EXERCISE BRIEF:
Could the records below please be retyped exactly, with their pictures left out?

MATERIAL TO PROCESS:

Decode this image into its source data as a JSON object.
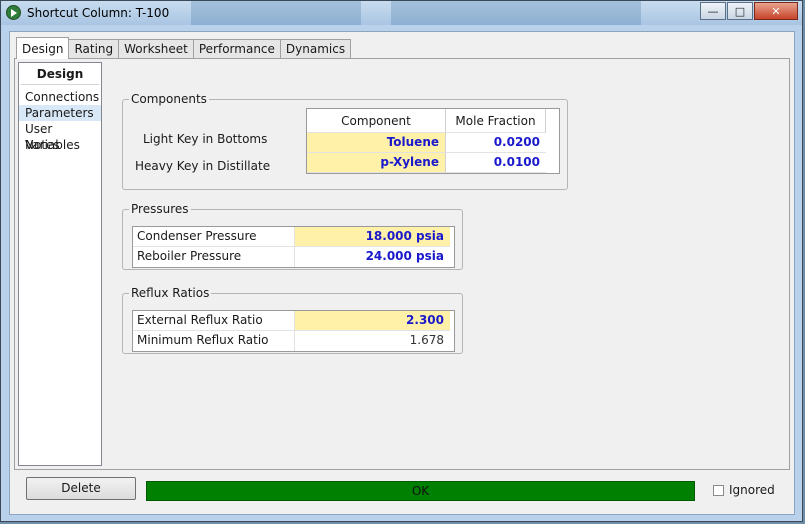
{
  "window": {
    "title": "Shortcut Column: T-100"
  },
  "tabs": [
    "Design",
    "Rating",
    "Worksheet",
    "Performance",
    "Dynamics"
  ],
  "nav": {
    "header": "Design",
    "items": [
      "Connections",
      "Parameters",
      "User Variables",
      "Notes"
    ],
    "selected": "Parameters"
  },
  "components": {
    "group_label": "Components",
    "col_component": "Component",
    "col_mole_fraction": "Mole Fraction",
    "rows": [
      {
        "label": "Light Key in Bottoms",
        "component": "Toluene",
        "mole_fraction": "0.0200"
      },
      {
        "label": "Heavy Key in Distillate",
        "component": "p-Xylene",
        "mole_fraction": "0.0100"
      }
    ]
  },
  "pressures": {
    "group_label": "Pressures",
    "rows": [
      {
        "label": "Condenser Pressure",
        "value": "18.000 psia"
      },
      {
        "label": "Reboiler Pressure",
        "value": "24.000 psia"
      }
    ]
  },
  "reflux": {
    "group_label": "Reflux Ratios",
    "rows": [
      {
        "label": "External Reflux Ratio",
        "value": "2.300"
      },
      {
        "label": "Minimum Reflux Ratio",
        "value": "1.678"
      }
    ]
  },
  "footer": {
    "delete_label": "Delete",
    "status_text": "OK",
    "status_color": "#008000",
    "ignored_label": "Ignored"
  },
  "colors": {
    "input_fill": "#fff2a8",
    "value_text": "#1a1acc"
  }
}
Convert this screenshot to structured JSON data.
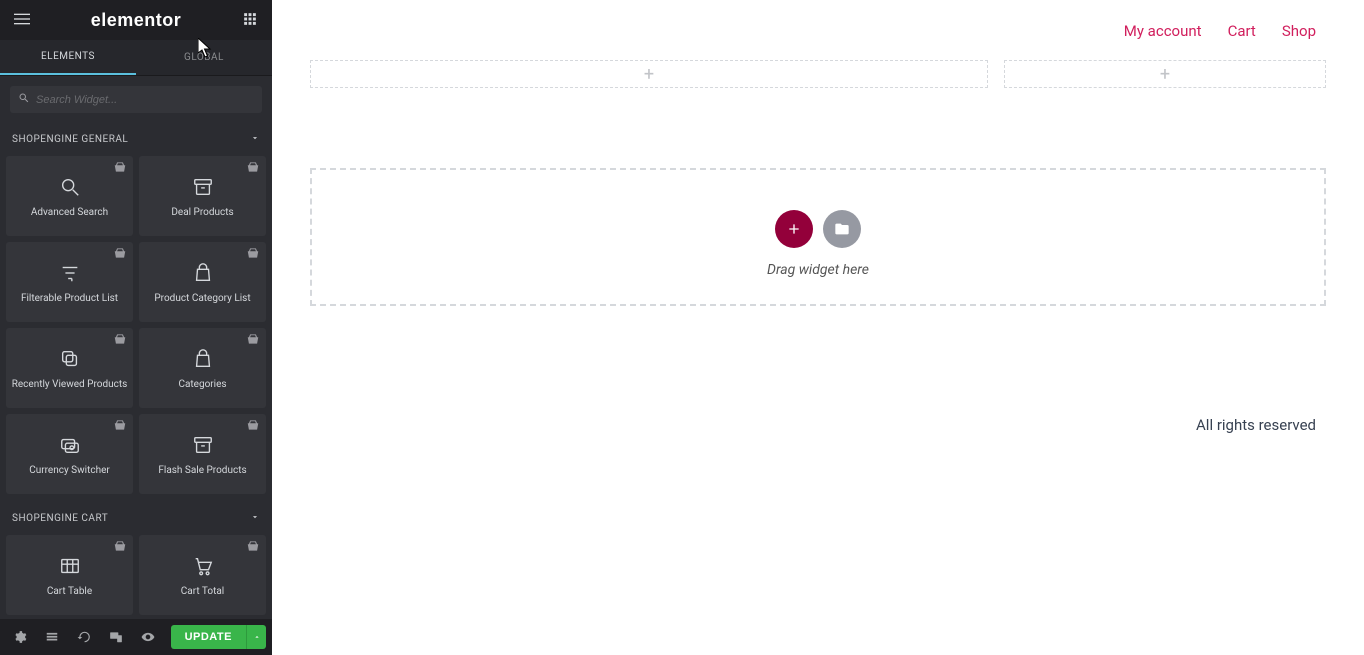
{
  "brand": "elementor",
  "tabs": {
    "elements": "ELEMENTS",
    "global": "GLOBAL"
  },
  "search": {
    "placeholder": "Search Widget..."
  },
  "sections": {
    "general": {
      "title": "SHOPENGINE GENERAL",
      "widgets": [
        {
          "label": "Advanced Search",
          "icon": "search"
        },
        {
          "label": "Deal Products",
          "icon": "archive"
        },
        {
          "label": "Filterable Product List",
          "icon": "filter"
        },
        {
          "label": "Product Category List",
          "icon": "bag"
        },
        {
          "label": "Recently Viewed Products",
          "icon": "copy"
        },
        {
          "label": "Categories",
          "icon": "bag"
        },
        {
          "label": "Currency Switcher",
          "icon": "currency"
        },
        {
          "label": "Flash Sale Products",
          "icon": "archive"
        }
      ]
    },
    "cart": {
      "title": "SHOPENGINE CART",
      "widgets": [
        {
          "label": "Cart Table",
          "icon": "table"
        },
        {
          "label": "Cart Total",
          "icon": "cart"
        }
      ]
    }
  },
  "footer": {
    "update": "UPDATE"
  },
  "nav": {
    "account": "My account",
    "cart": "Cart",
    "shop": "Shop"
  },
  "dropzone": {
    "hint": "Drag widget here"
  },
  "pagefooter": "All rights reserved"
}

EXERCISE RESULT:
Decode this image into its source data as a JSON object.
{
  "window": {
    "title": "Shortcut Column: T-100"
  },
  "tabs": [
    "Design",
    "Rating",
    "Worksheet",
    "Performance",
    "Dynamics"
  ],
  "nav": {
    "header": "Design",
    "items": [
      "Connections",
      "Parameters",
      "User Variables",
      "Notes"
    ],
    "selected": "Parameters"
  },
  "components": {
    "group_label": "Components",
    "col_component": "Component",
    "col_mole_fraction": "Mole Fraction",
    "rows": [
      {
        "label": "Light Key in Bottoms",
        "component": "Toluene",
        "mole_fraction": "0.0200"
      },
      {
        "label": "Heavy Key in Distillate",
        "component": "p-Xylene",
        "mole_fraction": "0.0100"
      }
    ]
  },
  "pressures": {
    "group_label": "Pressures",
    "rows": [
      {
        "label": "Condenser Pressure",
        "value": "18.000 psia"
      },
      {
        "label": "Reboiler Pressure",
        "value": "24.000 psia"
      }
    ]
  },
  "reflux": {
    "group_label": "Reflux Ratios",
    "rows": [
      {
        "label": "External Reflux Ratio",
        "value": "2.300"
      },
      {
        "label": "Minimum Reflux Ratio",
        "value": "1.678"
      }
    ]
  },
  "footer": {
    "delete_label": "Delete",
    "status_text": "OK",
    "status_color": "#008000",
    "ignored_label": "Ignored"
  },
  "colors": {
    "input_fill": "#fff2a8",
    "value_text": "#1a1acc"
  }
}
Convert this screenshot to structured JSON data.
{
  "brand": "elementor",
  "tabs": {
    "elements": "ELEMENTS",
    "global": "GLOBAL"
  },
  "search": {
    "placeholder": "Search Widget..."
  },
  "sections": {
    "general": {
      "title": "SHOPENGINE GENERAL",
      "widgets": [
        {
          "label": "Advanced Search",
          "icon": "search"
        },
        {
          "label": "Deal Products",
          "icon": "archive"
        },
        {
          "label": "Filterable Product List",
          "icon": "filter"
        },
        {
          "label": "Product Category List",
          "icon": "bag"
        },
        {
          "label": "Recently Viewed Products",
          "icon": "copy"
        },
        {
          "label": "Categories",
          "icon": "bag"
        },
        {
          "label": "Currency Switcher",
          "icon": "currency"
        },
        {
          "label": "Flash Sale Products",
          "icon": "archive"
        }
      ]
    },
    "cart": {
      "title": "SHOPENGINE CART",
      "widgets": [
        {
          "label": "Cart Table",
          "icon": "table"
        },
        {
          "label": "Cart Total",
          "icon": "cart"
        }
      ]
    }
  },
  "footer": {
    "update": "UPDATE"
  },
  "nav": {
    "account": "My account",
    "cart": "Cart",
    "shop": "Shop"
  },
  "dropzone": {
    "hint": "Drag widget here"
  },
  "pagefooter": "All rights reserved"
}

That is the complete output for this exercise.